The most serious disappointments in expectation suffered by the city are not pecuniary in nature and therefore not measurable in monetary damages. The effect on increased inspectorial services or on tax revenue are not likely to be substantial and, in any event, are not developed in the record on summary judgment. There is nothing to show that either the sum of $200 per day or the aggregate amount of the bond bear any reasonable relationship to the pecuniary harm likely to be suffered or in fact suffered.17
There is, as noted, no statutory authority for the city to exact harsh penal bonds from developers who are perforce dependent on approvals by local officials at the various stages of construction, and after construction for certificates of occupancy. For  municipalities, without statutory authorization or restriction, to condition perhaps arbitrarily the grant of building permits or certificates of occupancy on large penalty bonds raises potential for grave abuse. A developer, especially an outside developer, is rarely in a position to bargain on an equal basis with local officials, after completion of buildings rendered useless and an economic drain without a certificate of occupancy. Whether, and under what circumstances, the drastic remedy of penal bonds may be exacted is a matter best left to legislated authority, standards, and limitations.18

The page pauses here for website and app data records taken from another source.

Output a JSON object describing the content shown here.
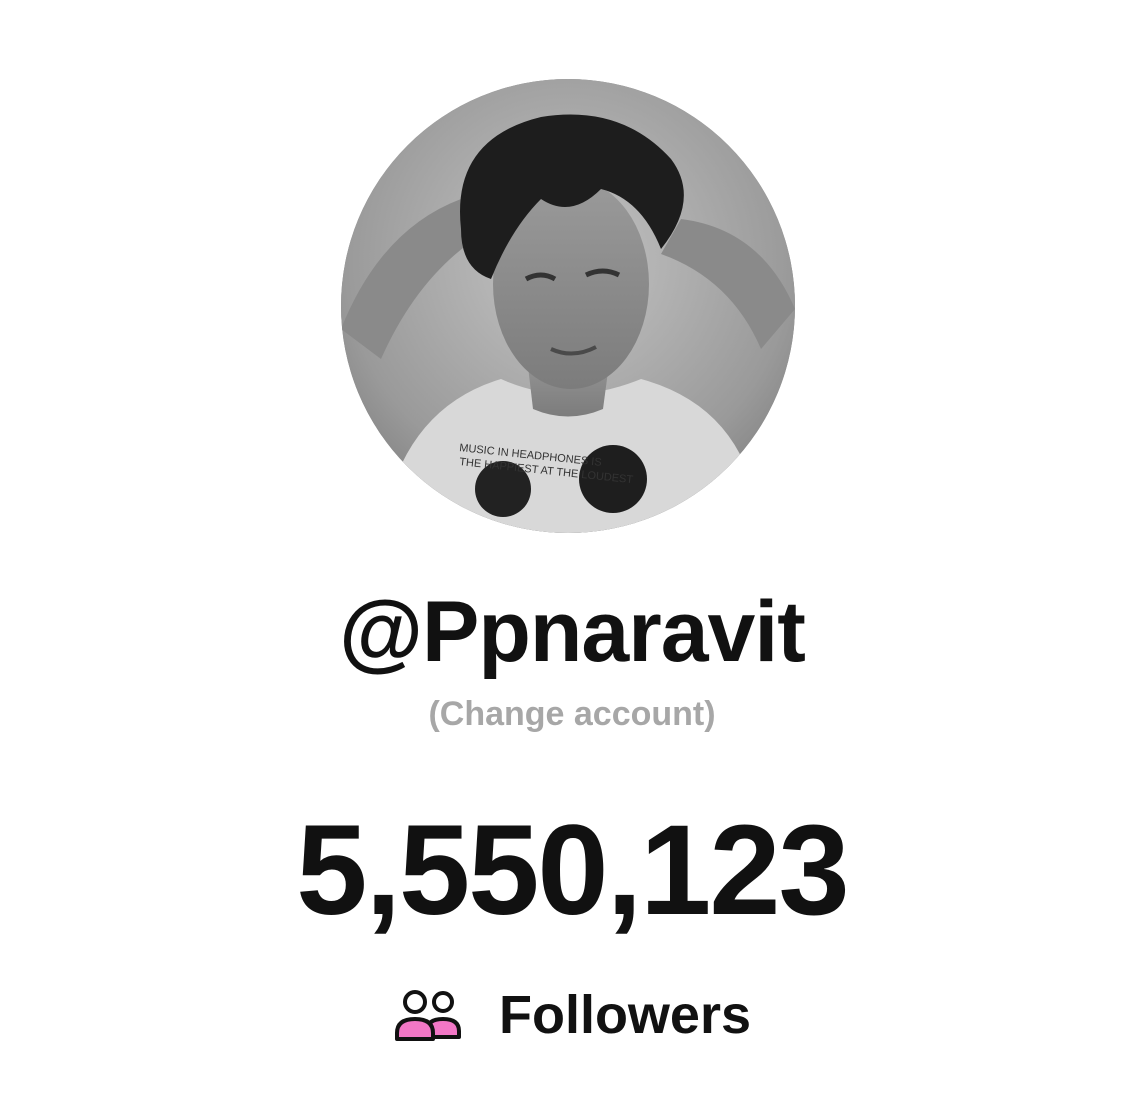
{
  "profile": {
    "username": "@Ppnaravit",
    "change_account_label": "(Change account)",
    "follower_count": "5,550,123",
    "followers_label": "Followers"
  },
  "avatar": {
    "shirt_text_line1": "MUSIC IN HEADPHONES IS",
    "shirt_text_line2": "THE HAPPIEST AT THE LOUDEST"
  },
  "icons": {
    "followers": "users-icon"
  },
  "colors": {
    "text": "#111111",
    "muted": "#a7a7a7",
    "accent_pink": "#f277c6",
    "background": "#ffffff"
  }
}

There is no suggestion in this case that the developers' delay was purposeful. Apparently, the mortgage market "dried up" and the developers could not obtain additional financing for the remaining six buildings in the time planned. (The court is informed by the developers in their brief that, while this litigation has been pending, the remaining six buildings have almost been completed.)19
Developers ask not only that the denial of summary judgment to the city be affirmed, but that summary judgment be granted to defendants dismissing the city's complaint. Since the city by this action sought, not actual damages, but only to recover the face amount of the bond, for the reasons discussed above, defendants perhaps might have been entitled to judgment dismissing the complaint. In denying the city's motion for summary judgment, the motion court and perhaps the Appellate Division, could have, but did not, grant summary judgment for defendants (see CPLR 3212, subd. [b]). Defendants, however, took no appeal from that determination. This court has no power to grant defendants, respondents on this appeal, affirmative relief (People v. Consolidated Edison Co. of N. Y., 34 N Y 2d 646, 648).20
Accordingly, the order of the Appellate Division should be affirmed, without costs, and the question certified by that court answered in the affirmative.21
Order affirmed, etc.
June 02, 2014
This is the old version of the H2O platform and is now read-only. This means you can view content but cannot create content. If you would like access to the new version of the H2O platform and have not already been contacted by a member of our team, please contact us at email@example.com. Thank you.